Sir John tells us, “ It is a common custom in Persia, that when a great man has built a palace, he treats the king and his grandees in it for several days. Then the great gate of it is open: but when these festivities are over, they shut it up never more to be opened.” He adds, “ I have heard that the same thing is practised in Japan."
It seems surprising to us, that great and nagnificent houses within should have only small entrances into them, which no one would suppose would lead into such beautiful edifices: but such, he observes, is the common custom there : making no magnificent entrance into their houses at all; or if they do, shutting them up after a little time, and making use of some small entrance near the great one, or it may be, in some very different part of the building.

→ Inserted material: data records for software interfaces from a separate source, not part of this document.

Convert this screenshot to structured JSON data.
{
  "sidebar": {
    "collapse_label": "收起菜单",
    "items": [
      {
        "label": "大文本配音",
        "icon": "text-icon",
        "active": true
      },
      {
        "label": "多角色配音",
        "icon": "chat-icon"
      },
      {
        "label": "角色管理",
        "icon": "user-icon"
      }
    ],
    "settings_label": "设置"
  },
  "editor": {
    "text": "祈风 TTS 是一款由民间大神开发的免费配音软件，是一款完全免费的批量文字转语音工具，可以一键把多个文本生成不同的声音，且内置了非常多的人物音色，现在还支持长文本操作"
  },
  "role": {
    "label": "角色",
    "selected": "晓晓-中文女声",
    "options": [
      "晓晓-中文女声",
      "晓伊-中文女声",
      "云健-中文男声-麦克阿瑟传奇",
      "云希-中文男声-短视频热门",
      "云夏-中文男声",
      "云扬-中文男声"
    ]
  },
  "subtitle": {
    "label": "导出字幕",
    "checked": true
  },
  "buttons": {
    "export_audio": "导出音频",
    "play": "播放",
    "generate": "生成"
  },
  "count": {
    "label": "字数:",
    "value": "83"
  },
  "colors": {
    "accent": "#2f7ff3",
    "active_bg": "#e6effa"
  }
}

This account, however, may serve as a comment on the passage of Ezekiel, Then said the Lord unto me, This gate shall be shut, it shall not be opened, and no man shall enter in by it, because the LORD God of Israel hath entered in by it, therefore it shall be shut. It is for the prince, Ch. xliv. 2, 3.
Not so however for the prince himself, as that he should pass through that gate; he was only to stand, or to sit in the entrance of it, while other
persons, if they worshipped at that gate, were to keep at a more awful distance, ch. xlvi. 1-12. But this indulgence was only on festival days-sabbaths and new moons,
* Tom, iii. p. 69.
OBSERVATION LXXI. .
Giting the Hand to a Person, a Token of Subjection.
DEEP as the reverence is with which the Orientals treat their princes, yet in some cases, a mode of treatment occurs that we are surprised at, as seeming to us of the West, too near an approach to that familiarity that takes place among equals: the taking a new elected prince by the hand, in token of acknowledging his princely character, may probably appear to us in this light.
D'Herbelot, in explaining an Eastern term," which, he tells us, signifies the election or auguration of a khalif, the supreme head of the Momammedans, both in civil and ecclesiastical matters, tells us, that“ this ceremony consisted in stretching forth a person's hand, and taking that of him that they acknowledged for khalif. This was a sort of performing homage, and swearing fealty to him.” He adds, that “ Khondemir (a celebrated historian) speaking of the election of Othman, the third khalif after Mohammed, says, that Ali alone did not present his hand to him, and that upon that occasion Abdurahman, who had by compromise made the election, said to him, “O Ali! he who violates his word is the first person that is injured by so doing;' upon hearing of which
: P. 204, art. Biat.